Location: The Hong Kong Cultural Centre Concert Hall, Hong Kong.
Arguably the most anticipated program of this year’s Hong Kong Arts Festival, Drama Queens, is also its last. The program, which has been on tour all over the world for the past few years and featuring mezzo-soprano Joyce DiDonato, offered a vocal compendium of high drama of the royal characters in 17th and 18th century operas. The collection of lesser-known laments/arias is procured from a repertoire that, at least in this part of the world, deserves more play time on the recital circuit.
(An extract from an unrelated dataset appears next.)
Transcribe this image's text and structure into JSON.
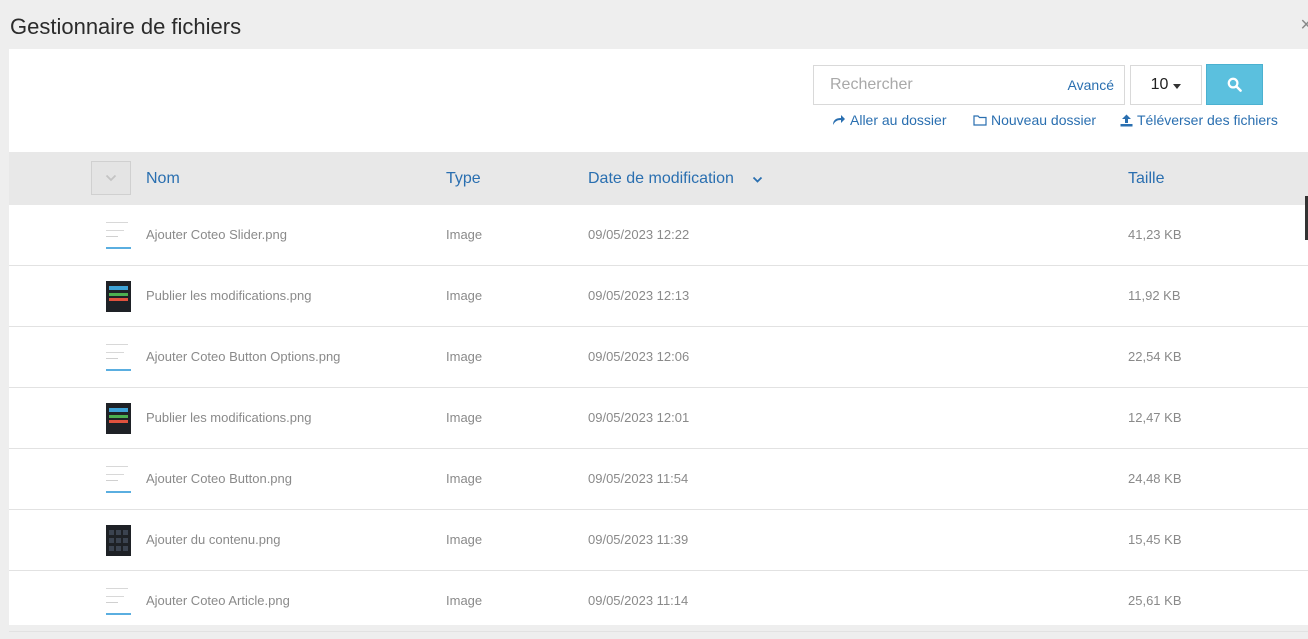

On purely technical grounds, DiDonato has not demonstrated the sort of demanding breathing technique and ornamentation execution that one would expect from a tried-and-true Baroque expert. For example, in “Intorno all’idol mio”, from Antonio Cesti’s Orontea, DiDonato’s intense vibrato somewhat muffled the precision of Baroque’s ornamentation. Her timbre radiated with a dramatic warmth, but her phrasings and breathing points were often found to be misaligned with the instrumental background, and could not produce the sort of calibrated exactitude that one would expect from this repertoire. Having said that, DiDonato dazzled in every way. Her voice was assertive and captivating, and the emotion let out from her timbre felt authentic and genuine. Her vocal output, and more importantly her facial expressions, exhibited a vivid cinematic wonder of anger, bitterness, bliss, sorrow etc. In Giuseppe Maria Orlandini’s “Da torbida procella” from Berenice, DiDonato handled the impossibly fast coloratura passages with stunning effortlessness and a scorching thrill. In each rendition of the da capo passage, she delighted the audience with varying sentimentality and technical brilliance. Her encore of Reinhard Keiser’s “Let Me Weep” was absolutely riveting, when she caressed her pianissimos as though they were her long-lost baby. Throughout the evening, she would throw out high notes with resolute abandon (by rushing air flow through her larynx) to gain maximum dramatic effect, yet with nary a hint of uncontrolled recklessness that often tires or damages even the most well-trained vocal assets.
Baroque ensemble Il Pomo d’Oro supported DiDonato’s vocal efforts with aplomb, and proved to be more than just a reliable accompaniment, especially in the fiery, attention-seeking da capo passage in the Orlandini. DiDonato’s outrageous Mohawk hairdo could use more restraint in temperament, while her flaming red gown, specially designed by Vivienne Westwood for her Drama Queens tour, served as much to wow as, regrettably, to remind us of a raging Kansan BBQ-pit flame. But by all accounts, there was much to be savored in a program that, judging from the frenzied audience response before and after the encores, Hong Kong audience deserves more of.